Stored records
►
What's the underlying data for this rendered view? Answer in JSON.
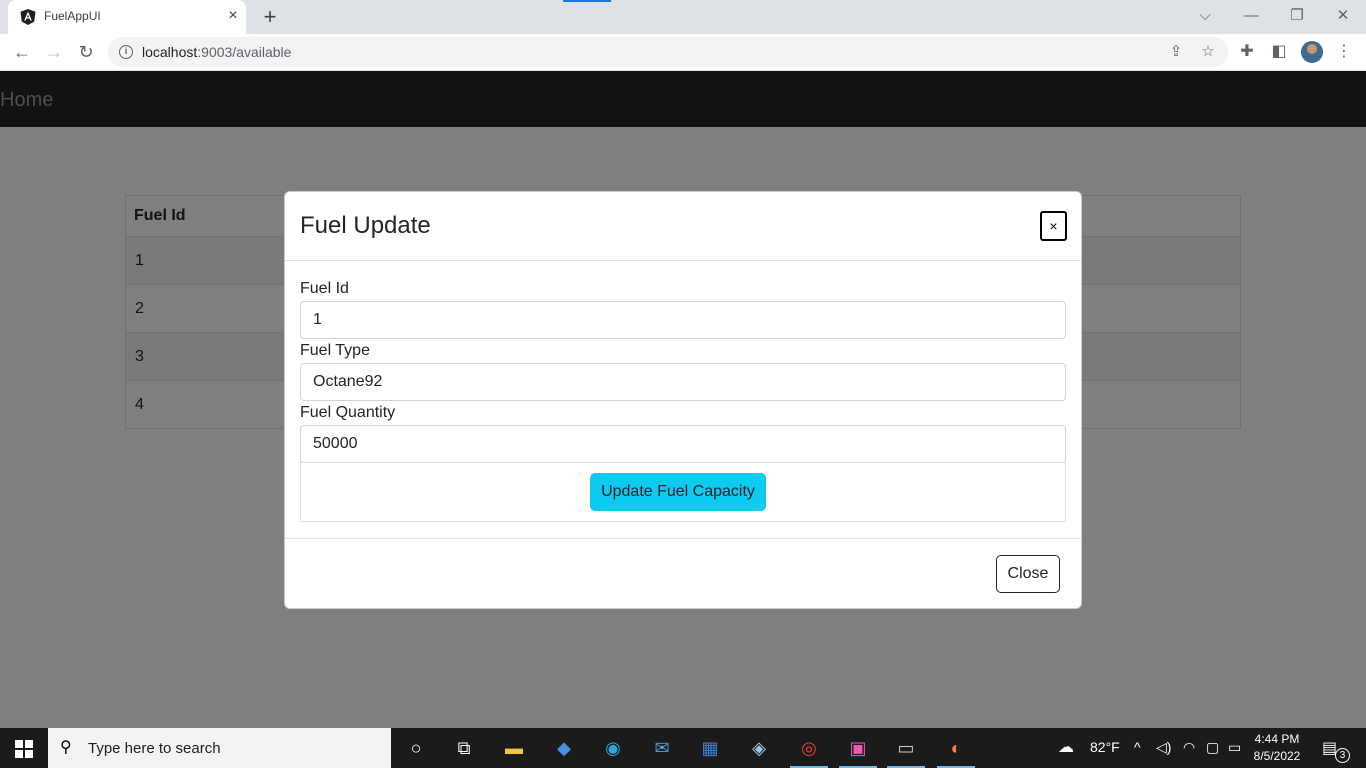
{
  "browser": {
    "tab_title": "FuelAppUI",
    "tab_close": "×",
    "new_tab": "+",
    "url_host": "localhost",
    "url_rest": ":9003/available",
    "window_controls": {
      "collapse": "⌵",
      "minimize": "—",
      "restore": "❐",
      "close": "✕"
    }
  },
  "navbar": {
    "brand": "Home"
  },
  "table": {
    "columns": [
      "Fuel Id"
    ],
    "rows": [
      "1",
      "2",
      "3",
      "4"
    ]
  },
  "modal": {
    "title": "Fuel Update",
    "close_x": "×",
    "fields": [
      {
        "label": "Fuel Id",
        "value": "1"
      },
      {
        "label": "Fuel Type",
        "value": "Octane92"
      },
      {
        "label": "Fuel Quantity",
        "value": "50000"
      }
    ],
    "submit_label": "Update Fuel Capacity",
    "footer_close_label": "Close"
  },
  "taskbar": {
    "search_placeholder": "Type here to search",
    "weather_temp": "82°F",
    "time": "4:44 PM",
    "date": "8/5/2022",
    "notification_count": "3"
  },
  "colors": {
    "navbar_bg": "#212529",
    "primary_button": "#0dcaf0",
    "backdrop": "rgba(0,0,0,0.5)",
    "taskbar_bg": "#1b1b1b"
  }
}
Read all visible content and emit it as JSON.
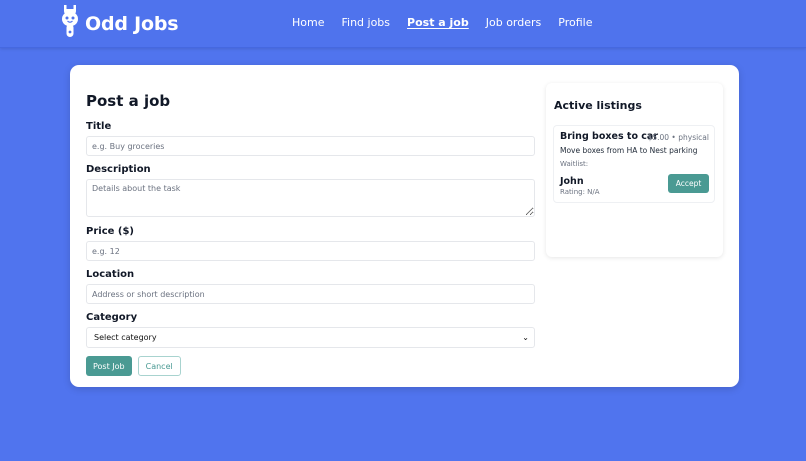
{
  "app": {
    "name": "Odd Jobs",
    "logo_icon": "wrench-face-icon"
  },
  "nav": {
    "items": [
      {
        "label": "Home",
        "active": false
      },
      {
        "label": "Find jobs",
        "active": false
      },
      {
        "label": "Post a job",
        "active": true
      },
      {
        "label": "Job orders",
        "active": false
      },
      {
        "label": "Profile",
        "active": false
      }
    ]
  },
  "form": {
    "title": "Post a job",
    "title_field": {
      "label": "Title",
      "placeholder": "e.g. Buy groceries",
      "value": ""
    },
    "description_field": {
      "label": "Description",
      "placeholder": "Details about the task",
      "value": ""
    },
    "price_field": {
      "label": "Price ($)",
      "placeholder": "e.g. 12",
      "value": ""
    },
    "location_field": {
      "label": "Location",
      "placeholder": "Address or short description",
      "value": ""
    },
    "category_field": {
      "label": "Category",
      "selected": "Select category"
    },
    "submit_label": "Post Job",
    "cancel_label": "Cancel"
  },
  "listings": {
    "title": "Active listings",
    "items": [
      {
        "title": "Bring boxes to car",
        "meta": "$5.00 • physical",
        "description": "Move boxes from HA to Nest parking",
        "waitlist_label": "Waitlist:",
        "applicants": [
          {
            "name": "John",
            "rating": "Rating: N/A",
            "action_label": "Accept"
          }
        ]
      }
    ]
  },
  "colors": {
    "background": "#5074ee",
    "accent": "#4a9a93",
    "card": "#ffffff"
  }
}
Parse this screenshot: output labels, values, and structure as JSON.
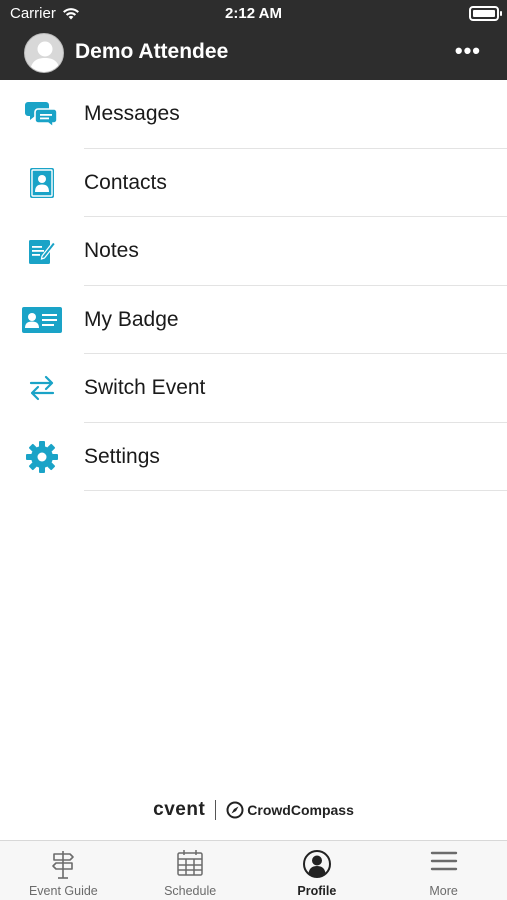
{
  "status_bar": {
    "carrier": "Carrier",
    "time": "2:12 AM"
  },
  "header": {
    "user_name": "Demo Attendee",
    "more_label": "•••"
  },
  "menu": {
    "items": [
      {
        "label": "Messages",
        "icon": "chat-bubbles-icon"
      },
      {
        "label": "Contacts",
        "icon": "address-book-icon"
      },
      {
        "label": "Notes",
        "icon": "notepad-icon"
      },
      {
        "label": "My Badge",
        "icon": "id-card-icon"
      },
      {
        "label": "Switch Event",
        "icon": "swap-arrows-icon"
      },
      {
        "label": "Settings",
        "icon": "gear-icon"
      }
    ]
  },
  "branding": {
    "left": "cvent",
    "right": "CrowdCompass"
  },
  "tab_bar": {
    "tabs": [
      {
        "label": "Event Guide",
        "icon": "signpost-icon"
      },
      {
        "label": "Schedule",
        "icon": "calendar-icon"
      },
      {
        "label": "Profile",
        "icon": "profile-icon",
        "active": true
      },
      {
        "label": "More",
        "icon": "hamburger-icon"
      }
    ]
  },
  "colors": {
    "accent": "#1aa3c7",
    "header_bg": "#2d2d2d",
    "divider": "#e3e3e3"
  }
}
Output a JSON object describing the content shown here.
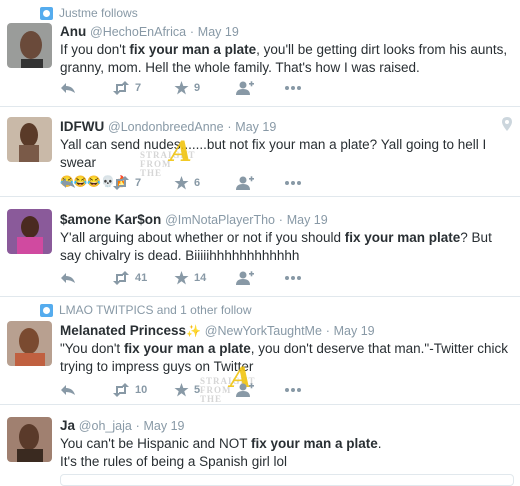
{
  "tweets": [
    {
      "context": "Justme follows",
      "name": "Anu",
      "handle": "@HechoEnAfrica",
      "time": "May 19",
      "text_parts": [
        "If you don't ",
        "fix your man a plate",
        ", you'll be getting dirt looks from his aunts, granny, mom. Hell the whole family. That's how I was raised."
      ],
      "retweets": "7",
      "likes": "9"
    },
    {
      "name": "IDFWU",
      "handle": "@LondonbreedAnne",
      "time": "May 19",
      "text_parts": [
        "Yall can send nudes.......but not fix your man a plate? Yall going to hell I swear"
      ],
      "emojis": "😂😂😂💀🔥",
      "retweets": "7",
      "likes": "6"
    },
    {
      "name": "$amone Kar$on",
      "handle": "@ImNotaPlayerTho",
      "time": "May 19",
      "text_parts": [
        "Y'all arguing about whether or not if you should ",
        "fix your man plate",
        "? But say chivalry is dead. Biiiiihhhhhhhhhhhh"
      ],
      "retweets": "41",
      "likes": "14"
    },
    {
      "context": "LMAO TWITPICS and 1 other follow",
      "name": "Melanated Princess",
      "handle": "@NewYorkTaughtMe",
      "time": "May 19",
      "text_parts": [
        "\"You don't ",
        "fix your man a plate",
        ", you don't deserve that man.\"-Twitter chick trying to impress guys on Twitter"
      ],
      "retweets": "10",
      "likes": "5"
    },
    {
      "name": "Ja",
      "handle": "@oh_jaja",
      "time": "May 19",
      "text_parts": [
        "You can't be Hispanic and NOT ",
        "fix your man a plate",
        ".",
        "It's the rules of being a Spanish girl lol"
      ]
    }
  ],
  "watermark": {
    "line1": "STRAIGHT",
    "line2": "FROM",
    "line3": "THE",
    "letter": "A"
  },
  "colors": {
    "icon": "#8899a6",
    "context_icon": "#55acee",
    "border": "#e1e8ed"
  }
}
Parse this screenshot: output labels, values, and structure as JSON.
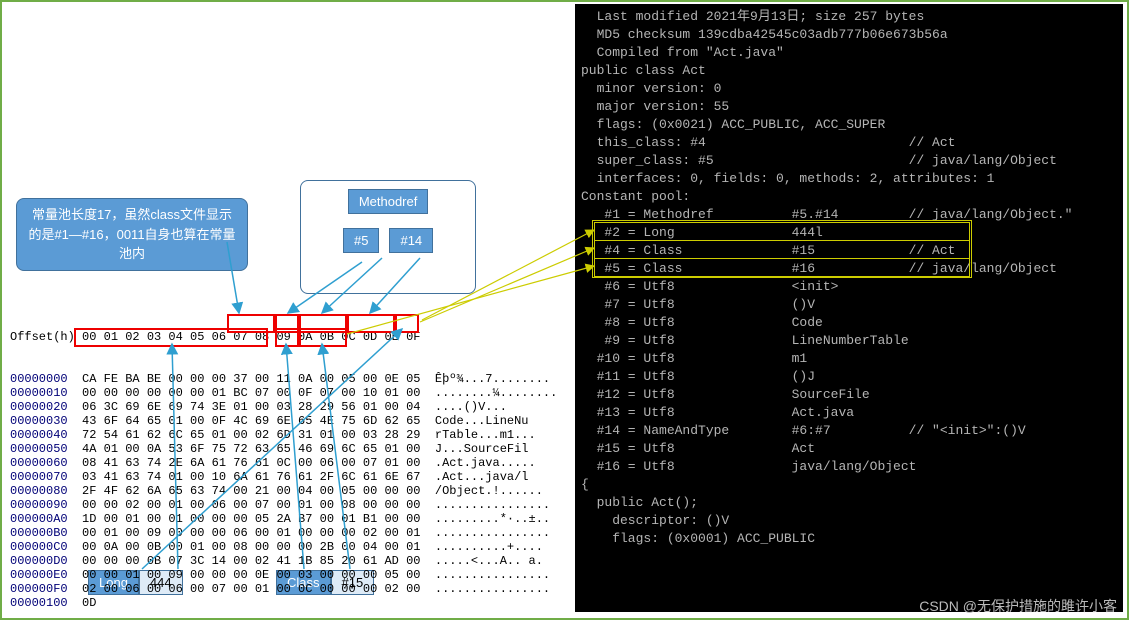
{
  "callout_text": "常量池长度17，虽然class文件显示的是#1—#16，0011自身也算在常量池内",
  "tags": {
    "methodref": "Methodref",
    "m5": "#5",
    "m14": "#14",
    "long": "Long",
    "long_val": "444",
    "class": "Class",
    "c15": "#15"
  },
  "hex": {
    "header": "Offset(h) 00 01 02 03 04 05 06 07 08 09 0A 0B 0C 0D 0E 0F",
    "rows": [
      {
        "off": "00000000",
        "hex": "CA FE BA BE 00 00 00 37 00 11 0A 00 05 00 0E 05",
        "asc": "Êþº¾...7........"
      },
      {
        "off": "00000010",
        "hex": "00 00 00 00 00 00 01 BC 07 00 0F 07 00 10 01 00",
        "asc": "........¼........"
      },
      {
        "off": "00000020",
        "hex": "06 3C 69 6E 69 74 3E 01 00 03 28 29 56 01 00 04",
        "asc": ".<init>...()V..."
      },
      {
        "off": "00000030",
        "hex": "43 6F 64 65 01 00 0F 4C 69 6E 65 4E 75 6D 62 65",
        "asc": "Code...LineNu"
      },
      {
        "off": "00000040",
        "hex": "72 54 61 62 6C 65 01 00 02 6D 31 01 00 03 28 29",
        "asc": "rTable...m1..."
      },
      {
        "off": "00000050",
        "hex": "4A 01 00 0A 53 6F 75 72 63 65 46 69 6C 65 01 00",
        "asc": "J...SourceFil"
      },
      {
        "off": "00000060",
        "hex": "08 41 63 74 2E 6A 61 76 61 0C 00 06 00 07 01 00",
        "asc": ".Act.java....."
      },
      {
        "off": "00000070",
        "hex": "03 41 63 74 01 00 10 6A 61 76 61 2F 6C 61 6E 67",
        "asc": ".Act...java/l"
      },
      {
        "off": "00000080",
        "hex": "2F 4F 62 6A 65 63 74 00 21 00 04 00 05 00 00 00",
        "asc": "/Object.!......"
      },
      {
        "off": "00000090",
        "hex": "00 00 02 00 01 00 06 00 07 00 01 00 08 00 00 00",
        "asc": "................"
      },
      {
        "off": "000000A0",
        "hex": "1D 00 01 00 01 00 00 00 05 2A B7 00 01 B1 00 00",
        "asc": ".........*·..±.."
      },
      {
        "off": "000000B0",
        "hex": "00 01 00 09 00 00 00 06 00 01 00 00 00 02 00 01",
        "asc": "................"
      },
      {
        "off": "000000C0",
        "hex": "00 0A 00 0B 00 01 00 08 00 00 00 2B 00 04 00 01",
        "asc": "..........+...."
      },
      {
        "off": "000000D0",
        "hex": "00 00 00 0B 07 3C 14 00 02 41 1B 85 20 61 AD 00",
        "asc": ".....<...A.. a­."
      },
      {
        "off": "000000E0",
        "hex": "00 00 01 00 09 00 00 00 0E 00 03 00 00 00 05 00",
        "asc": "................"
      },
      {
        "off": "000000F0",
        "hex": "02 00 06 00 06 00 07 00 01 00 0C 00 00 00 02 00",
        "asc": "................"
      },
      {
        "off": "00000100",
        "hex": "0D",
        "asc": ""
      }
    ]
  },
  "term": {
    "lines": [
      "  Last modified 2021年9月13日; size 257 bytes",
      "  MD5 checksum 139cdba42545c03adb777b06e673b56a",
      "  Compiled from \"Act.java\"",
      "public class Act",
      "  minor version: 0",
      "  major version: 55",
      "  flags: (0x0021) ACC_PUBLIC, ACC_SUPER",
      "  this_class: #4                          // Act",
      "  super_class: #5                         // java/lang/Object",
      "  interfaces: 0, fields: 0, methods: 2, attributes: 1",
      "Constant pool:",
      "   #1 = Methodref          #5.#14         // java/lang/Object.\"",
      "   #2 = Long               444l",
      "   #4 = Class              #15            // Act",
      "   #5 = Class              #16            // java/lang/Object",
      "   #6 = Utf8               <init>",
      "   #7 = Utf8               ()V",
      "   #8 = Utf8               Code",
      "   #9 = Utf8               LineNumberTable",
      "  #10 = Utf8               m1",
      "  #11 = Utf8               ()J",
      "  #12 = Utf8               SourceFile",
      "  #13 = Utf8               Act.java",
      "  #14 = NameAndType        #6:#7          // \"<init>\":()V",
      "  #15 = Utf8               Act",
      "  #16 = Utf8               java/lang/Object",
      "{",
      "  public Act();",
      "    descriptor: ()V",
      "    flags: (0x0001) ACC_PUBLIC"
    ]
  },
  "watermark": "CSDN @无保护措施的雎许小客"
}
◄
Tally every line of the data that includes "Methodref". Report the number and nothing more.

2